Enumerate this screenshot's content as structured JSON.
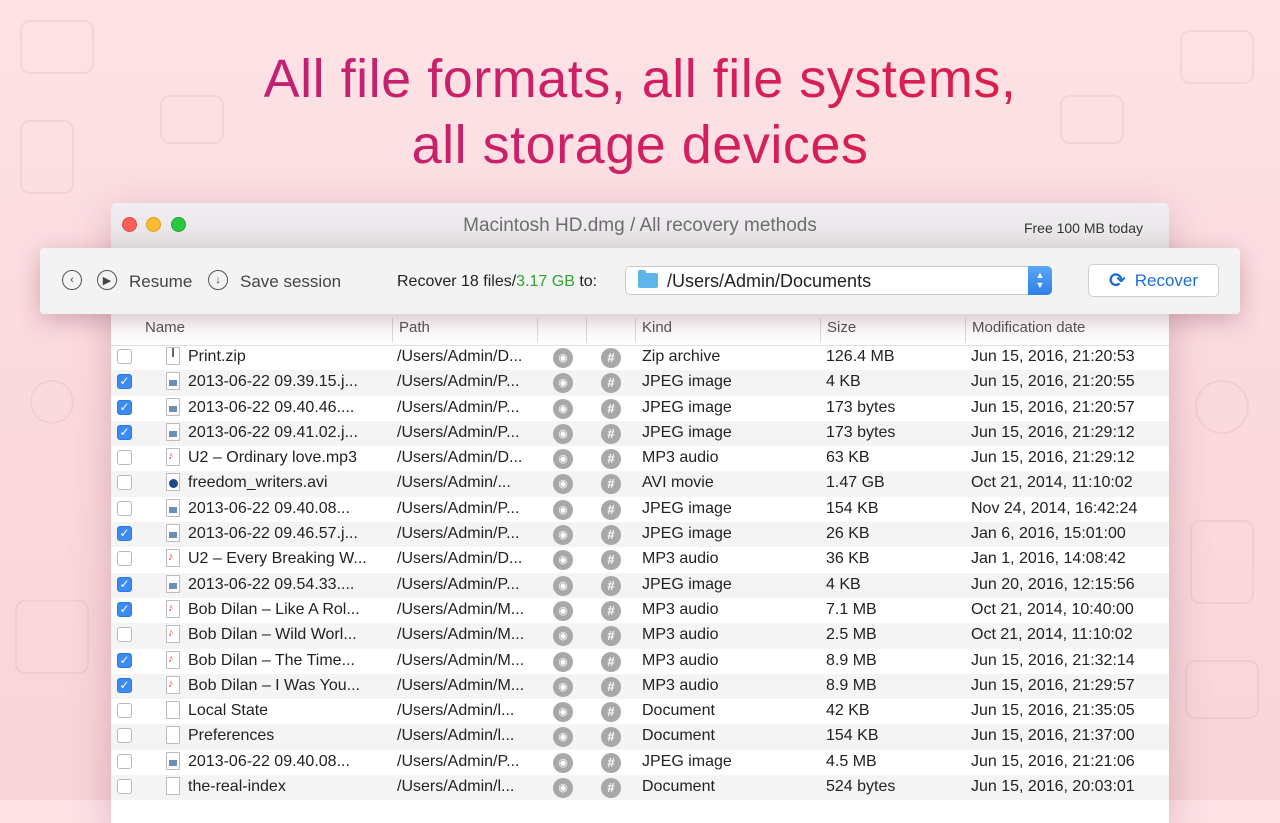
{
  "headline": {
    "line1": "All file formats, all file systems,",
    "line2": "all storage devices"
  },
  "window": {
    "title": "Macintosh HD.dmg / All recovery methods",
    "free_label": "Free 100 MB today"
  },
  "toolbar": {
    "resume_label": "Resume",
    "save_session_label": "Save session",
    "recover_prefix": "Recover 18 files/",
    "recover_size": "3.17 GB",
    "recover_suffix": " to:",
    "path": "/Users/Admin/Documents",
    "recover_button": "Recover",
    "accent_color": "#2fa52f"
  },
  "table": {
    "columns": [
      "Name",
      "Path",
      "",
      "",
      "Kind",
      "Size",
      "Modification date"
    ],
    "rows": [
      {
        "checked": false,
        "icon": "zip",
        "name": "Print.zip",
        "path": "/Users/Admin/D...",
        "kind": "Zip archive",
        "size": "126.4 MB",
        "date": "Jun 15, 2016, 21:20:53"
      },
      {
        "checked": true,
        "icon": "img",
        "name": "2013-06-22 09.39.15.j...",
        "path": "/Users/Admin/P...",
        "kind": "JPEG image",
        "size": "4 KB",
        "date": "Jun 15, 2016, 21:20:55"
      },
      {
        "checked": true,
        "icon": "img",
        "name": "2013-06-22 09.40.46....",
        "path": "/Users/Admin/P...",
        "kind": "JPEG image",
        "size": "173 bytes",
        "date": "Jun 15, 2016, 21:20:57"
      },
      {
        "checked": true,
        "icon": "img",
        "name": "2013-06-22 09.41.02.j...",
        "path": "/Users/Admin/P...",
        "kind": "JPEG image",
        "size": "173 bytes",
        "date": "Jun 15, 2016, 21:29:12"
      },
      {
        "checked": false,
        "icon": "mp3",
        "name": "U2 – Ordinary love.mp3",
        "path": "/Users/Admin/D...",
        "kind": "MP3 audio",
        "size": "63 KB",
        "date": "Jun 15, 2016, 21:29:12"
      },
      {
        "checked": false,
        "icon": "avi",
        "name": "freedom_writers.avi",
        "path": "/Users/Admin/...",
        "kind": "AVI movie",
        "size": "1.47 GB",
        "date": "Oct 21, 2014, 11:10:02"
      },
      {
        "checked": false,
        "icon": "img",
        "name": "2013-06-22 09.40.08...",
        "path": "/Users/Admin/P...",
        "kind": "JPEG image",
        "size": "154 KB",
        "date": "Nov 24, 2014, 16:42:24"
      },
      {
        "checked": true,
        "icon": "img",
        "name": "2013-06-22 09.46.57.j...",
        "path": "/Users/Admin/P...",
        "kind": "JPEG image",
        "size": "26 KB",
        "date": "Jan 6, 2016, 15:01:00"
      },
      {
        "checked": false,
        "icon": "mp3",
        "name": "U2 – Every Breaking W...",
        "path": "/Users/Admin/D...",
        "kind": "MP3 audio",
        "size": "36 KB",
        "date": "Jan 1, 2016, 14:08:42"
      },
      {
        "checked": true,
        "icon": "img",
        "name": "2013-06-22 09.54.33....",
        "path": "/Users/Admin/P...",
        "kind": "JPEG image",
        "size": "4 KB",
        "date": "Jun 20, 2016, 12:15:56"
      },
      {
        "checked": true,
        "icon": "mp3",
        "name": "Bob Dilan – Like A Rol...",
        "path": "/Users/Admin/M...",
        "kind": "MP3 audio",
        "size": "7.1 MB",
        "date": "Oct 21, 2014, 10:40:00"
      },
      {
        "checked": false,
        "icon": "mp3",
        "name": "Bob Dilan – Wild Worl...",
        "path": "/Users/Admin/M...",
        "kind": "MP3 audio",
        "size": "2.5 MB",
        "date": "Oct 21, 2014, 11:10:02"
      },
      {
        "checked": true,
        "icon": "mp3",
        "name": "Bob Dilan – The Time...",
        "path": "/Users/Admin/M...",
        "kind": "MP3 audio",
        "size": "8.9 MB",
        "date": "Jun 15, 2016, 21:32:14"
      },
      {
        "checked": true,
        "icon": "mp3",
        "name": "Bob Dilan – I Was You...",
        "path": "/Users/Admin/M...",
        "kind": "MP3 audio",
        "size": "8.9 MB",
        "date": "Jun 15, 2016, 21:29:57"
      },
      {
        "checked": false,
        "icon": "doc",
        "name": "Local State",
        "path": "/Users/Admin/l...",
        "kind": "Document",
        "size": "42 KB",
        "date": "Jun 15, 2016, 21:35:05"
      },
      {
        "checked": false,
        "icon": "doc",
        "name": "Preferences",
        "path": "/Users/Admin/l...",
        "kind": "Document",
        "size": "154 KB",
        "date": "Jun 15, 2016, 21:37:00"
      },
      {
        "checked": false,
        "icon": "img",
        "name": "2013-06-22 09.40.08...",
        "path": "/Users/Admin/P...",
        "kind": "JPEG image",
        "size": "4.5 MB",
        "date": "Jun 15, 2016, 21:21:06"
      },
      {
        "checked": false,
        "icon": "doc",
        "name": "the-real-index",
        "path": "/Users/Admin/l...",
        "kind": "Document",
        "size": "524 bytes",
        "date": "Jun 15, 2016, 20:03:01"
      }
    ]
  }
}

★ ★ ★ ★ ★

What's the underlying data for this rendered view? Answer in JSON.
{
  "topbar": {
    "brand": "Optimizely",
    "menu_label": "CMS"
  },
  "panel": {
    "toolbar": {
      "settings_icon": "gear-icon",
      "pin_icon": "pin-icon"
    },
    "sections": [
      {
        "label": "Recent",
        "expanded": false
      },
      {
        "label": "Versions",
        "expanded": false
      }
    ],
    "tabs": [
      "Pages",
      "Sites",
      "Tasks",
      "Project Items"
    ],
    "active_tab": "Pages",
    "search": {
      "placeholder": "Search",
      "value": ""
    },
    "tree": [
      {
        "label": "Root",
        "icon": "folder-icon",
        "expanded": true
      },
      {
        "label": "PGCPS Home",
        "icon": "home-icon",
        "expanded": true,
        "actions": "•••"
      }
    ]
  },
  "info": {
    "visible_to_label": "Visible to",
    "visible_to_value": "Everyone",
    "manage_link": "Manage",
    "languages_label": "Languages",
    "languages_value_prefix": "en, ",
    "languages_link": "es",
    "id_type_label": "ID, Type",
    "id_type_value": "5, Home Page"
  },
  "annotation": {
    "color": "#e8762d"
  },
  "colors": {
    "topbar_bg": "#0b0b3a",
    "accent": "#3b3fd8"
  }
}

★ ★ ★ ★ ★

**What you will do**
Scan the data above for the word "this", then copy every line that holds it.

**Answer below**
Enumerate this screenshot's content as structured JSON.
What's the underlying data for this rendered view? Answer in JSON.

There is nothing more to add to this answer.